At the same time, it’s part of Baum’s theory of fantasy that can be used to lead the discussion back in the direction of urban fantasy (beside the alternate direction where I go on about how much I’d like to see urban fantasy that draws on Oz and what forms that might take). Baum posited six kinds of fantasy:
- Stories that deal with marvelous machines and inventions of the future.
- Stories that take place completely in the imaginary world without the appearance of any character from our own world.
- Stories that explain origins (like Baum’s story about Santa Claus)
- The adventures of American characters “in the Perilous Realm or upon its shadowy marches”
- The adventures of fairies in our own world
- The animal fairy story

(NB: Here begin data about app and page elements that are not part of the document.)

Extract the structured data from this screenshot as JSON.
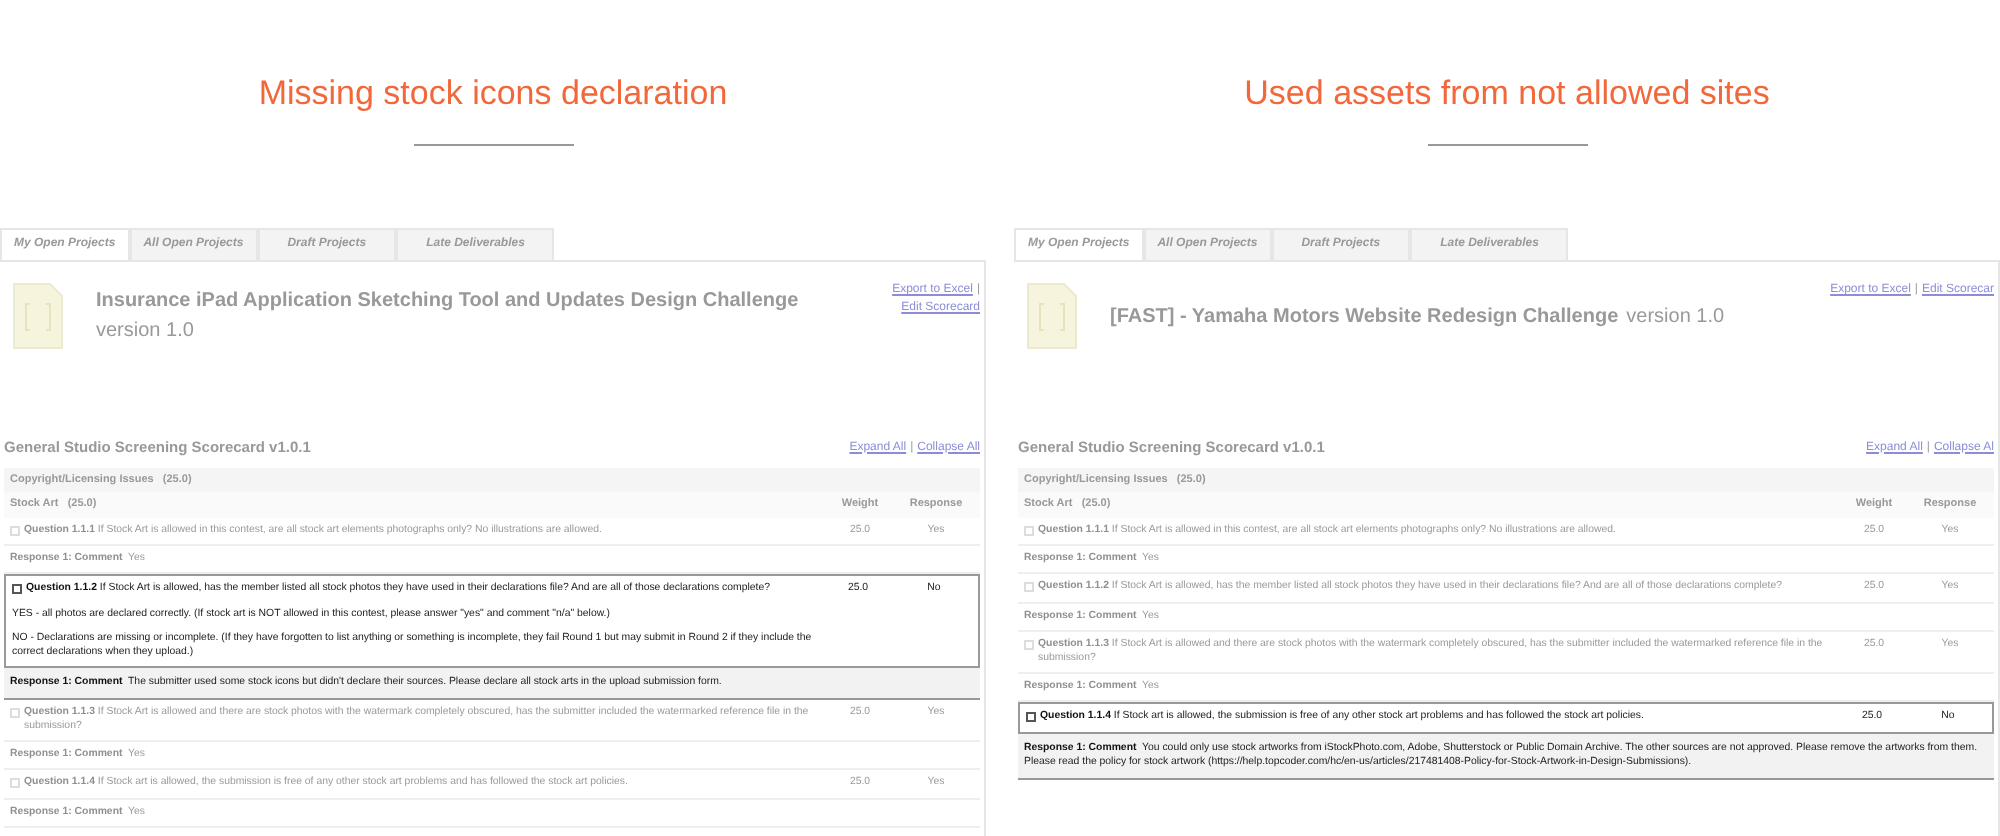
{
  "panels": [
    {
      "heading": "Missing stock icons declaration",
      "tabs": [
        {
          "label": "My Open Projects",
          "selected": true
        },
        {
          "label": "All Open Projects",
          "selected": false
        },
        {
          "label": "Draft Projects",
          "selected": false
        },
        {
          "label": "Late Deliverables",
          "selected": false
        }
      ],
      "project_title": "Insurance iPad Application Sketching Tool and Updates Design Challenge",
      "version": "version 1.0",
      "version_inline": false,
      "links": [
        "Export to Excel",
        "Edit Scorecard"
      ],
      "separator": "|",
      "scorecard_title": "General Studio Screening Scorecard v1.0.1",
      "toggle_links": [
        "Expand All",
        "Collapse All"
      ],
      "section": "Copyright/Licensing Issues   (25.0)",
      "group": "Stock Art   (25.0)",
      "columns": [
        "Weight",
        "Response"
      ],
      "questions": [
        {
          "label": "Question 1.1.1",
          "text": "If Stock Art is allowed in this contest, are all stock art elements photographs only? No illustrations are allowed.",
          "weight": "25.0",
          "response": "Yes",
          "highlighted": false,
          "comment_label": "Response 1: Comment",
          "comment": "Yes"
        },
        {
          "label": "Question 1.1.2",
          "text": "If Stock Art is allowed, has the member listed all stock photos they have used in their declarations file? And are all of those declarations complete?",
          "weight": "25.0",
          "response": "No",
          "highlighted": true,
          "details": [
            "YES - all photos are declared correctly. (If stock art is NOT allowed in this contest, please answer \"yes\" and comment \"n/a\" below.)",
            "NO - Declarations are missing or incomplete. (If they have forgotten to list anything or something is incomplete, they fail Round 1 but may submit in Round 2 if they include the correct declarations when they upload.)"
          ],
          "comment_label": "Response 1: Comment",
          "comment": "The submitter used some stock icons but didn't declare their sources. Please declare all stock arts in the upload submission form."
        },
        {
          "label": "Question 1.1.3",
          "text": "If Stock Art is allowed and there are stock photos with the watermark completely obscured, has the submitter included the watermarked reference file in the submission?",
          "weight": "25.0",
          "response": "Yes",
          "highlighted": false,
          "comment_label": "Response 1: Comment",
          "comment": "Yes"
        },
        {
          "label": "Question 1.1.4",
          "text": "If Stock art is allowed, the submission is free of any other stock art problems and has followed the stock art policies.",
          "weight": "25.0",
          "response": "Yes",
          "highlighted": false,
          "comment_label": "Response 1: Comment",
          "comment": "Yes"
        }
      ]
    },
    {
      "heading": "Used assets from not allowed sites",
      "tabs": [
        {
          "label": "My Open Projects",
          "selected": true
        },
        {
          "label": "All Open Projects",
          "selected": false
        },
        {
          "label": "Draft Projects",
          "selected": false
        },
        {
          "label": "Late Deliverables",
          "selected": false
        }
      ],
      "project_title": "[FAST] - Yamaha Motors Website Redesign Challenge",
      "version": "version 1.0",
      "version_inline": true,
      "links": [
        "Export to Excel",
        "Edit Scorecar"
      ],
      "separator": "|",
      "scorecard_title": "General Studio Screening Scorecard v1.0.1",
      "toggle_links": [
        "Expand All",
        "Collapse Al"
      ],
      "section": "Copyright/Licensing Issues   (25.0)",
      "group": "Stock Art   (25.0)",
      "columns": [
        "Weight",
        "Response"
      ],
      "questions": [
        {
          "label": "Question 1.1.1",
          "text": "If Stock Art is allowed in this contest, are all stock art elements photographs only? No illustrations are allowed.",
          "weight": "25.0",
          "response": "Yes",
          "highlighted": false,
          "comment_label": "Response 1: Comment",
          "comment": "Yes"
        },
        {
          "label": "Question 1.1.2",
          "text": "If Stock Art is allowed, has the member listed all stock photos they have used in their declarations file? And are all of those declarations complete?",
          "weight": "25.0",
          "response": "Yes",
          "highlighted": false,
          "comment_label": "Response 1: Comment",
          "comment": "Yes"
        },
        {
          "label": "Question 1.1.3",
          "text": "If Stock Art is allowed and there are stock photos with the watermark completely obscured, has the submitter included the watermarked reference file in the submission?",
          "weight": "25.0",
          "response": "Yes",
          "highlighted": false,
          "comment_label": "Response 1: Comment",
          "comment": "Yes"
        },
        {
          "label": "Question 1.1.4",
          "text": "If Stock art is allowed, the submission is free of any other stock art problems and has followed the stock art policies.",
          "weight": "25.0",
          "response": "No",
          "highlighted": true,
          "comment_label": "Response 1: Comment",
          "comment": "You could only use stock artworks from iStockPhoto.com, Adobe, Shutterstock or Public Domain Archive. The other sources are not approved. Please remove the artworks from them. Please read the policy for stock artwork (https://help.topcoder.com/hc/en-us/articles/217481408-Policy-for-Stock-Artwork-in-Design-Submissions)."
        }
      ]
    }
  ]
}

Urban fantasy falls into that fifth catagory, with “fairies” standing in for a multitude of supernatural creatures (I just picked up a Judith Fennell one with a male mermaid). Sometimes the protagonist is human – maybe fifty-fifty, maybe a little more in one direction or the other – but supernatural creatures are always there, in one form or another.
Does that seem like a fair thing to nail into a definition of urban fantasy?